This follows the publication of the findings of a review led by Baroness McGregor-Smith last month. This review found that there were still barriers for people from ethnic minorities (BME) wanting to enter the labour market in the UK.
The review also found that employment rates for people from BME backgrounds are 12% lower than their white counterparts at 62.8%, with just 6% reaching top level management positions. It was estimated that this was costing the UK economy the equivalent of 1.3% in GDP a year.
Business Minister Margot James said: “It simply makes no business sense for people to be left behind because of their ethnic background and I am asking FTSE 350 companies to play their part in driving the agenda for greater diversity in the workplace.
“Genuine and lasting change must come from within the business community and I encourage companies to take forward Baroness McGregor-Smith’s recommendations.”
In her letter, James called on the UK’s largest companies to take up key recommendations from the review including: publishing a breakdown of their workforce by race and pay; setting aspirational target and nominating a board member to deliver on those targets.
McGregor-Smith, said: “I’m delighted to see the government playing its part in calling on the UK’s largest businesses to improve diversity and inclusion in the workplace.
“FTSE 350 companies must help to bring about change by committing to greater transparency and accountability on this vitally important issue as set out in the recommendations in my review.“
In the coming months, James will chair the first meeting of the Business Diversity and Inclusion Group set up following the publication of the McGregor-Smith Review. The government said the group will bring together business leaders and organisations to coordinate action to remove barriers in the workplace. Participants will include McGregor-Smith, Sir Philip Hampton and Dame Helen Alexander, who are leading a review aimed at increasing female leadership in FTSE companies and Sir John Parker, who has concluded a consultation on recommendations to increase BME representation in the boardroom.
Separately the Guardian newspaper has published research in the Directory of Social Change which shows that female representation on the companies on 399 companies analysed stands at 22%, however this is higher than similar research in 2013, when the overall percentage of women on boards was just 13%.
The Guardian found that 16% of companies in the 2017 research sample had no female board members at all.

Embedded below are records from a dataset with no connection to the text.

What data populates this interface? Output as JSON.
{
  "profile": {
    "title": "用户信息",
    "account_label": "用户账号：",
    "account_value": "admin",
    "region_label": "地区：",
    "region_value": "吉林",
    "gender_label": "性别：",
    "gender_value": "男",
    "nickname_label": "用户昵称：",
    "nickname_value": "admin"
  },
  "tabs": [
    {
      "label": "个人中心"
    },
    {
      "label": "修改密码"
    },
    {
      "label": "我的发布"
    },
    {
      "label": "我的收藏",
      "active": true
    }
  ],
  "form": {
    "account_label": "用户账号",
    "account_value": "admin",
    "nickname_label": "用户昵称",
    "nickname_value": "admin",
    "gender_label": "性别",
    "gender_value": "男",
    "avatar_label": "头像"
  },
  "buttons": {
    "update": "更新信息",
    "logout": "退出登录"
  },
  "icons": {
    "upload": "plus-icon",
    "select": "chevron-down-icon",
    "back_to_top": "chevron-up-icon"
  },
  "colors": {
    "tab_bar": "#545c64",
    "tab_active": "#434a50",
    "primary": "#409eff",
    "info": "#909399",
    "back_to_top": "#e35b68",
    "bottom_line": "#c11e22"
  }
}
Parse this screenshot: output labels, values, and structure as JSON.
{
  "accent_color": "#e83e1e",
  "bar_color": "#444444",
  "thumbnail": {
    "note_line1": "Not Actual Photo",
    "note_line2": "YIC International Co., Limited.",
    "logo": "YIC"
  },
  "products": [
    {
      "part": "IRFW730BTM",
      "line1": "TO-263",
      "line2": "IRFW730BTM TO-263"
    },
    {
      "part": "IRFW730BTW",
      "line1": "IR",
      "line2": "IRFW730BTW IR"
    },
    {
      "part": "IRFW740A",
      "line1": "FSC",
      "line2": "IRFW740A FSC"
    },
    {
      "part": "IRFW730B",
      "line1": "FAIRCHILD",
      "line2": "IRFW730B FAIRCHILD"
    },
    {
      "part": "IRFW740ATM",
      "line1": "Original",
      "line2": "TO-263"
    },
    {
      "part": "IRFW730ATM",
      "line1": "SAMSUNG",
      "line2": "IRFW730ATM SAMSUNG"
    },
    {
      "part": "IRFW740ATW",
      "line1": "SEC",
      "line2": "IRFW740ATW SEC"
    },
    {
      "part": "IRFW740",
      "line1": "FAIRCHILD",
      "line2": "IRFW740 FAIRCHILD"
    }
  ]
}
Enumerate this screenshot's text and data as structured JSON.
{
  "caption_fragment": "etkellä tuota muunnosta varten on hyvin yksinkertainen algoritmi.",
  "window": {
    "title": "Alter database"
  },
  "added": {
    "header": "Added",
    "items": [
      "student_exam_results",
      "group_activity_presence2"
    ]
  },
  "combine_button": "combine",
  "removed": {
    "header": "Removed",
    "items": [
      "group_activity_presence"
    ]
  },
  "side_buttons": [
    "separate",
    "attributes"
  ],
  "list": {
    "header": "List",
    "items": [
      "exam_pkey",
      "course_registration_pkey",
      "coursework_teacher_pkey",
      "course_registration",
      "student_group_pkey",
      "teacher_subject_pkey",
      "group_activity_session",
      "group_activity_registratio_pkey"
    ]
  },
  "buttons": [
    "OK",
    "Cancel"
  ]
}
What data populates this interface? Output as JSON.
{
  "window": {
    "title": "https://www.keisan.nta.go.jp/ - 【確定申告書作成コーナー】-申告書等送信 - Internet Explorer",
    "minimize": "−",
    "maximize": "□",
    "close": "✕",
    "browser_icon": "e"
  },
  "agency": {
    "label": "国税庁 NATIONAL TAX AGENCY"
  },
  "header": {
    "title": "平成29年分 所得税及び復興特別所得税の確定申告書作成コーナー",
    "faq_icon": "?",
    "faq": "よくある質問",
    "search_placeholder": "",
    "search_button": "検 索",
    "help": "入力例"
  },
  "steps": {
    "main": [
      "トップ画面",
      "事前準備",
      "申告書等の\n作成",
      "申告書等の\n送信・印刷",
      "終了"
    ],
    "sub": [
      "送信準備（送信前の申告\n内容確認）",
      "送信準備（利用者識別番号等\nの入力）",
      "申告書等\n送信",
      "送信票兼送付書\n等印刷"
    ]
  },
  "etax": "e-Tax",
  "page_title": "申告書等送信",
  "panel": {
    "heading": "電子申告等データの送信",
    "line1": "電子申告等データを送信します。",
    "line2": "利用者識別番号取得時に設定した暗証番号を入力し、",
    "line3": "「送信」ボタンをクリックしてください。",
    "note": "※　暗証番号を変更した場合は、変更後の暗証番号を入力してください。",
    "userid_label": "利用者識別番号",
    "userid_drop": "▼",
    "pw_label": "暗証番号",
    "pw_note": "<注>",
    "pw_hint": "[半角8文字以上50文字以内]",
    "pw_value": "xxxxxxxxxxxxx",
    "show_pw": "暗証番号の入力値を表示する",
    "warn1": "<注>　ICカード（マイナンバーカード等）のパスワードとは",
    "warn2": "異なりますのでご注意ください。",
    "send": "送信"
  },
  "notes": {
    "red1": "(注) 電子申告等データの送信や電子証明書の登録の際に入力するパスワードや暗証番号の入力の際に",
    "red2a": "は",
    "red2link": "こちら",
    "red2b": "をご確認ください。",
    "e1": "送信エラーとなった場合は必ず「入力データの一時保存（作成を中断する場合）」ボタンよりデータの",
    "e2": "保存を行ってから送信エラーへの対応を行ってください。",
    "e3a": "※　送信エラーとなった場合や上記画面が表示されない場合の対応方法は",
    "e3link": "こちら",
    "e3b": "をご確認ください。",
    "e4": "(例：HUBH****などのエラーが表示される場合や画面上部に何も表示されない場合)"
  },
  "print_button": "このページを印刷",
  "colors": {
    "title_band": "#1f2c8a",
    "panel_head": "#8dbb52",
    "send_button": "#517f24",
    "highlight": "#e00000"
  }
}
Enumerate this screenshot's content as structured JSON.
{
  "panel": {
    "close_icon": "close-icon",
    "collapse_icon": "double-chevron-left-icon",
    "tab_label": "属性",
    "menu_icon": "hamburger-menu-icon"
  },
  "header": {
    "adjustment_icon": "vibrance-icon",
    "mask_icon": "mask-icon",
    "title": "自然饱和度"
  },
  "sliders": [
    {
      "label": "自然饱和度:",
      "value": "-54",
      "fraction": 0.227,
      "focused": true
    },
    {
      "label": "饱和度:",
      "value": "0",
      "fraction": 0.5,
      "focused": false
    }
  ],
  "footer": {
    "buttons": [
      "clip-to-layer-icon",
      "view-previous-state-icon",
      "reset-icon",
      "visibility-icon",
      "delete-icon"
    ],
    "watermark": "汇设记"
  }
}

While this compares with just 33% in 2013, the Guardian said it ws astonishing that so many boards continued to exclude women entirely.